Starkey: If I'm Jon Daniels, I'm offering the Diamondbacks Michael Olt and a pair of lesser prospects for Justin Upton, cutting ties with Michael Young, and making Nelson Cruz the everyday designated hitter. I'm putting Kinsler in left field during spring training, to see if he can be an asset in the outfield.
If the Rangers have the resources, I'm backing up the truck for Zack Greinke, too.
Josh Hamilton. What should the Rangers do with him, and where do you predict he goes?
Tjarks: As much fun as watching Hamilton has been, there's no way I'm giving someone with his checkered history and behavior over the last few years a massive long-term contract. It's hard to say where he ends up, because all it takes is one desperate bidder (see: Prince Fielder and Detroit last year), but here's my rough prediction: Hamilton is shaken up by a change of scenery and has a great season in 2013, but then slowly starts sliding back into the habits we all saw. By year 3 of his next contract, his new team will be trying to unload him and eventually he'll be appearing on the "Broke" sequel in ESPN's "40 for 40".

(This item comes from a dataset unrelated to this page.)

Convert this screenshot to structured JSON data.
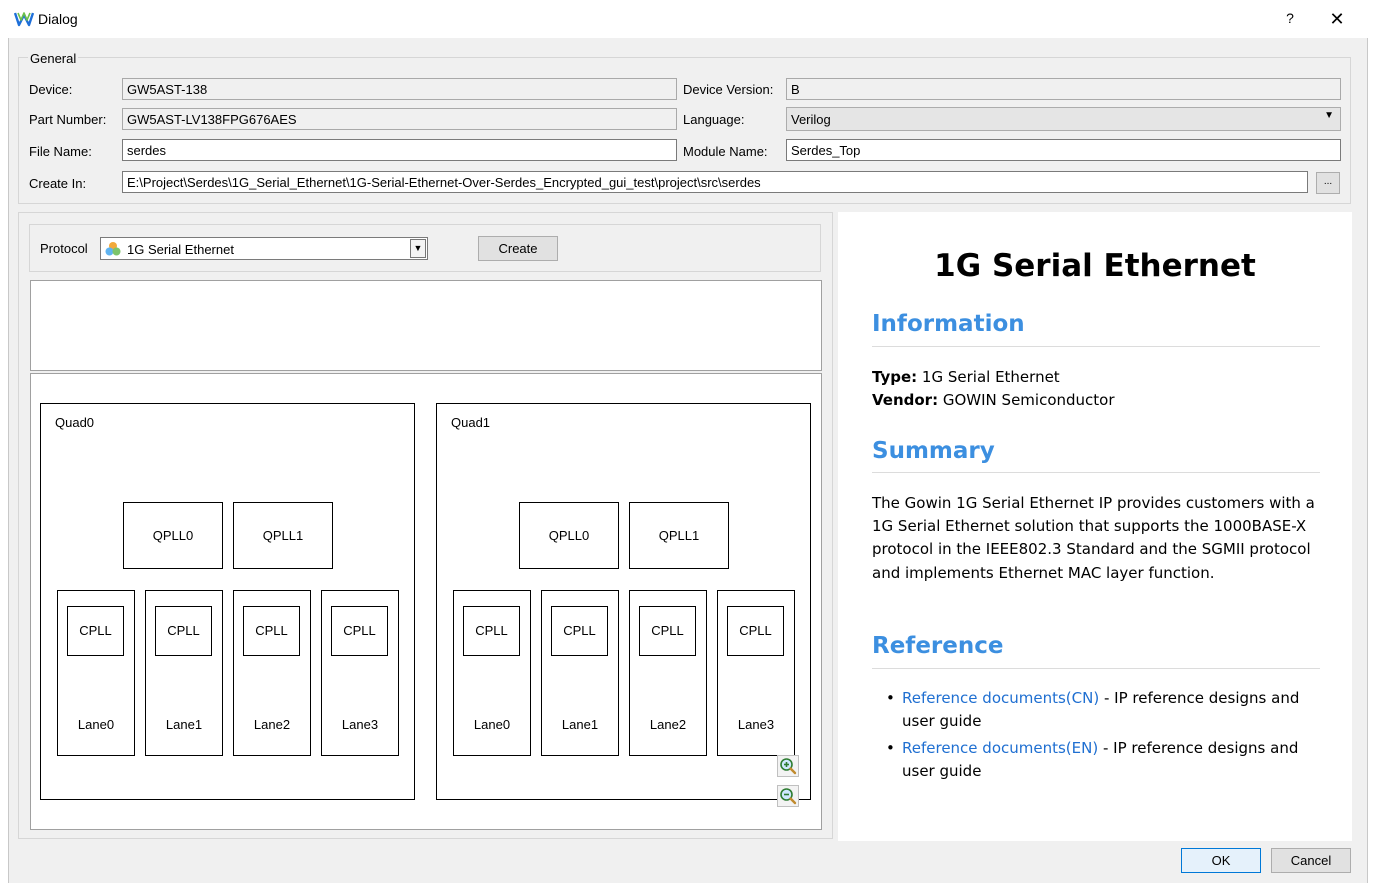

Stathas: First of all, I personally would not make him an offer at all (see #3). But if I had to, it would be 4-years $60 million and not a penny more. Some team is going to give him more years and more money. That's fine. He can go be a mentally and physically deteriorating headcase for some other franchise. Boston seems to be the top candidate, but they may not want another Manny Ramirez garbaging around the Green Monster. The Yankees will hire any big gun and they have a hole in left field, but Josh may not want the daily scrutiny of the NYC press. That leaves San Francisco, and I'll put my money on them. They have the money and need for a huge bat in the middle of their lineup. The lack of a DH hurts his longevity in the NL, but the Giants need a big bat now to keep up with the Dodgers and can always trade Hamilton to a contender in a few years. But is Josh willing to venture into the godless city of San Francisco? I think he is. And good riddance.
Starkey: You have to make him a courtesy offer. After all, he did help put the Rangers back on the map. At this point, though, it's best for both to part ways.
I'm going to go out on a limb and predict he ends up as a member of the Seattle Mariners. Seattle is moving the fences in for 2013, and they're desperate for offense. What better way to get better than add an MVP candidate from one of your rivals?
Well, there's lots of better ways, but it won't shock me if that's what happens.